The Apple Watch 8 allegedly skips blood pressure or glucose sensors, dismissing some rumors about Apple’s next smartwatch. According to a new report, both tools are still several years away, with the blood pressure sensor currently slated for 2024 (although subject to further delay).
The good news is that the Apple Watch 8 might get a new health sensor. Here’s what you need to know.
Bloomberg’s Mark Gurman says “people with knowledge of the matter”, do not expect blood pressure monitoring to be available “until 2024 at the earliest”. Even then, the feature may be pushed back to 2025 due to accuracy issues.

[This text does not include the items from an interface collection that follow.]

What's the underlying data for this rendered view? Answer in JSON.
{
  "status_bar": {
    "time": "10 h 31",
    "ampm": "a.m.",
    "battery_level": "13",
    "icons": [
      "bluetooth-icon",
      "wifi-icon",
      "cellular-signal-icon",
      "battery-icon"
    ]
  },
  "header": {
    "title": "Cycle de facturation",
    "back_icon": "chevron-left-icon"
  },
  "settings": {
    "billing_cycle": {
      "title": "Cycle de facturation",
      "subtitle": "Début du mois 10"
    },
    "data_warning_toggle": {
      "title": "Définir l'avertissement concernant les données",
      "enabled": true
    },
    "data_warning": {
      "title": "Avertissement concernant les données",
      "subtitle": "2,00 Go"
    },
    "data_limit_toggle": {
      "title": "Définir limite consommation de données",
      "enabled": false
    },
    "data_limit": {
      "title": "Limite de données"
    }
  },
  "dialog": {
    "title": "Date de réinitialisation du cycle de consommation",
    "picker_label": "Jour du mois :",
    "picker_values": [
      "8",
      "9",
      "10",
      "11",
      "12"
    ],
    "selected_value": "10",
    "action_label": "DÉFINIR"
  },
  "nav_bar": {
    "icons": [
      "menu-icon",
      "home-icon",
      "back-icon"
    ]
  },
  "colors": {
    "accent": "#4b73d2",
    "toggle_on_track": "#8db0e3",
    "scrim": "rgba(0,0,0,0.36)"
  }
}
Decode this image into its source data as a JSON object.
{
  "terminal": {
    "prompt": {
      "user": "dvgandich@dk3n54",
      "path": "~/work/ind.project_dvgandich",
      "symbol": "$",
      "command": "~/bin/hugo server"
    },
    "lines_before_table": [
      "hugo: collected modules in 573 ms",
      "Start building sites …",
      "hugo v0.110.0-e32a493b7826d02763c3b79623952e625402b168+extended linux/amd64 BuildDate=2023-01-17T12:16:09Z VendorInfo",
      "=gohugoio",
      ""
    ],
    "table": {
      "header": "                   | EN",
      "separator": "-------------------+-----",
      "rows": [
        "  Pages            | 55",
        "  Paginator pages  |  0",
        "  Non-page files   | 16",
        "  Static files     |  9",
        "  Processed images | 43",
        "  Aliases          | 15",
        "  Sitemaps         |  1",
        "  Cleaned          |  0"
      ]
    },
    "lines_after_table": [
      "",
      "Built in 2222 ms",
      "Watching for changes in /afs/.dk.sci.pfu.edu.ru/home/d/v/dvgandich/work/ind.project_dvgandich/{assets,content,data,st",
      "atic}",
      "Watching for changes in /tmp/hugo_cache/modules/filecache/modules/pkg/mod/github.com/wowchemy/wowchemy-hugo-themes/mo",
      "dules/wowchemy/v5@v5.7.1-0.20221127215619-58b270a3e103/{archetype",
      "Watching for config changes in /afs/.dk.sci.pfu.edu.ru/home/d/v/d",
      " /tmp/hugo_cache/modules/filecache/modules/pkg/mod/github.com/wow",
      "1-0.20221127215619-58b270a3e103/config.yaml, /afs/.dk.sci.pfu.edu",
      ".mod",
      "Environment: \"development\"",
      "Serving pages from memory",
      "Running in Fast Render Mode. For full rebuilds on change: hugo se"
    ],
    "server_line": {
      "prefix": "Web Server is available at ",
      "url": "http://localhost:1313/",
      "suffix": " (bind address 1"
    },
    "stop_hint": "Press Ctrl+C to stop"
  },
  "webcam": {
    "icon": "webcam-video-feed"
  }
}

When it debuts, blood pressure monitoring on Apple Watch might not look like we expected. According to the latest information from Gurman, Apple Watch users will not be able to receive systolic and diastolic blood pressure readings, meaning they will still need to see a doctor or use a dedicated home blood pressure monitor to see their numbers. The Apple Watch will only be able to detect signs of hypertension or high blood pressure and suggest further medical attention if needed.
Apple Watch 8 Body Temperature Sensor
This isn’t the first time Gurman has reported that blood pressure monitoring won’t be ready for the Apple Watch 8. But at that time, the Apple tipster also said that a temperature reader Skin also didn’t seem likely for the next-gen smartwatch. Now, Apple “plans to add a body temperature sensor to the watch as early as this year,” according to Gurman.
At first, the skin temperature reader will inform fertility or other anticipated health characteristics for women. Future Apple Watch models may possibly warn of elevated body temperatures, which may indicate illness or advise recovery. (Earlier this year, I wrote about why a recovery tool is a feature the Apple Watch really lacks.)
As for blood glucose sensors, Gurman’s sources did not provide a possible release window for what would be a game-changing tool for Apple Watch users with diabetes. We could soon see “better support for third-party blood glucose meters” or more ways for people with diabetes to collect and view their blood sugar through the Health app.
Of course, if the Samsung Galaxy Watch 5 beats the Apple Watch with a non-invasive blood glucose meter, it could be in contention for the best smartwatch of the year. Especially since the upcoming Galaxy Watch is also designed to get a skin temperature reading and could get closer to FDA approval for its existing blood pressure sensor.
So what will we see on the Apple Watch 8? Gurman said “new health, sleep, fitness and medication management features for women” are all possible for Apple’s upcoming smartwatch through the Health and Workout apps. But more specifically, watchOS 9 could expand the Apple Watch’s atrial fibrillation feature with a new metric called “charge” that could help users better understand AFib trends.
The Apple Watch 8 could also be joined by a mid-range Apple Watch SE 2 and a rugged Apple Watch designed for extreme sports.